skin may have any combination of wrinkles, sagging or slack skin around the jowls, chin, cheeks and jawline. It may also have evidence of sun damage (photo damage/hyperpigmentation) in the form of spots, leathery texture and broken capillaries. The skin may also feel tight and dry. If you tend to have dry skin, you will need moisturizing products that nourish, so you will want to find protective and restorative products. Achieving a moisture balance with the right pH is key.
A daily moisturizing routine is essential to aging skin. After washing skin, pat it dry and begin with a serum to enhance moisture, then apply a day moisturizer. Try to use a day cream with an SPF An evening ritual can include a serum application and a heavier moisturizer. Eye creams and serums are recommended for the delicate area around the eyes that are subject to fine lines and wrinkles.
Moisture enhancing mask
Key Ingredients for Aging Skin:
Hyalauronic acid, Manuka Honey, Evening Primrose Oil, Borage Oil, Almond Oil, Apricot Oil, Algae Extract, Caffeine, Green Tea, White Tea, Idebenone, Vitamin C, Vitamin E, Grape Seed Extract, Alpha Hydroxy Acids, DMAE, Retinol, Aloe Vera, Borage Seed Oil, Ceramide, Cocoa Butter, Evening Primrose Oil, Glycolic Acid, Jojoba Oil, Lactic Acid, Shea Butter, Pycnogenol Cucumber, Copper Peptide, Coenzyme Q10 (Ubiquinone), Hydrolyzed Wheat Protein
Exfoliation is a very important yet often overlooked step in the beauty regimen. It is the key to loosen and remove a dead layer of skin cells, while speeding up the skin's process of shedding (which slows with aging or mature skin). Exfoliation also helps to stimulate the blood circulation, brighten the complexion by improving color and texture, smooth fine lines and wrinkles, and prevent build-up that can lead to break outs.

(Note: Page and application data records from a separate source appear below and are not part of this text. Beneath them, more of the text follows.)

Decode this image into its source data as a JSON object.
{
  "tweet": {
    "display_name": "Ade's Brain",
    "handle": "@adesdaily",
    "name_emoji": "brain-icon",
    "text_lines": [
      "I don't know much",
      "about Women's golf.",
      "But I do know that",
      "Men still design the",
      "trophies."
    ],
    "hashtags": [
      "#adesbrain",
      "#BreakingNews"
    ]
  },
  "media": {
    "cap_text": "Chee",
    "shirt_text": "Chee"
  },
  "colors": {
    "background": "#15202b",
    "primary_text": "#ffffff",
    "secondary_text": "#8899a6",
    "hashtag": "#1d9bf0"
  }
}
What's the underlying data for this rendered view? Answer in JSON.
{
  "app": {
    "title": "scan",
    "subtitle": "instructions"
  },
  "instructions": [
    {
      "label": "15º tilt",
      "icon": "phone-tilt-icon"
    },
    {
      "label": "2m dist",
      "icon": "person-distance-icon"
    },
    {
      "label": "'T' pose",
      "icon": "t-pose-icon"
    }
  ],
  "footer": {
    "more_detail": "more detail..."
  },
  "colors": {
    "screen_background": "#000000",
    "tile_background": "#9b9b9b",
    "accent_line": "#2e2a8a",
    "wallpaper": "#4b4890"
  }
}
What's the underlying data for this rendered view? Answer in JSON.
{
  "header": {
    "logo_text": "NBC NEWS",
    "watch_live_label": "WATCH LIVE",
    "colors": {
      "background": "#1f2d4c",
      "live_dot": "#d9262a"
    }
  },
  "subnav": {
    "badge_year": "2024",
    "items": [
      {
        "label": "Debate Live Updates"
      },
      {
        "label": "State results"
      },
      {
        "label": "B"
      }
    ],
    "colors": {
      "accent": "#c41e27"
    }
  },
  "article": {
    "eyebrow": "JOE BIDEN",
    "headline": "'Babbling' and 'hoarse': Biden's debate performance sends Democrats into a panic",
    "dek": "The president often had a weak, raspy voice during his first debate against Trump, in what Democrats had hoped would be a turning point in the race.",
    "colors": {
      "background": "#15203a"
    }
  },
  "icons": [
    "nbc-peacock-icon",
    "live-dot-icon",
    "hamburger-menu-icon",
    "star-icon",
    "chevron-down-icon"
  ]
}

Without exfoliation, skin can take on an uneven tone, looking dull, patchy or even ashy. After exfoliation, skin serums and moisturizers are able to penetrate more effectively, allowing the active ingredients to penetrate more successfully and thus leading to better beauty product results.
As a general rule, you will want to exfoliate at least once per week. You can adjust your schedule according to your needs. The texture of the exfoliant may also factor in the frequency of usage. A finer grained exfoliator might be tolerated well and could be used more often if desired. If your skin becomes irritated or flaky, reduce the frequency of exfoliating or switch to one with finer texture.
Sometimes exfoliating ingredients are added to toners or also come in the form of masks. These products provide more options to incorporate exfoliating ingredients into your regimen.
How to Choose an Exfoliator
Choose an appropriate exfoliator for your skin type. Sensitive, fine or aging skin will need a finer abrasive ingredient than other types of skin. The best way to select one is to read the label description to determine the item's abrasiveness or strength. Salt, sugar, plant fiber, nut hulls, jojoba beads, apricot seeds, kernels, oatmeal, and bamboo beads are all common ingredients used in abrasive exfoliators.
Enzymes, retinols, alpha hydroxy acid, lactic acid, glycolic acid and salycilic acid preparations are referred to as chemical exfoliators. They are typically available in varying strengths in the form of a gel or serum. They can also be used once per week, or as desired after cleansing and before moisturizing to attain the same effect. They exfoliate with less irritation, and are especially recommended if your skin is on the sensitive side.
How to Exfoliate
After cleansing and rinsing the face, apply the exfoliator to your wet face. Using your fingers or a soft cloth, scrub using gentle circular motions. You will want to avoid the delicate eye area and scrub gently on the areas bordering it like the cheek bones and temple area outside of the eyes. Rinse your face and softly pat it dry.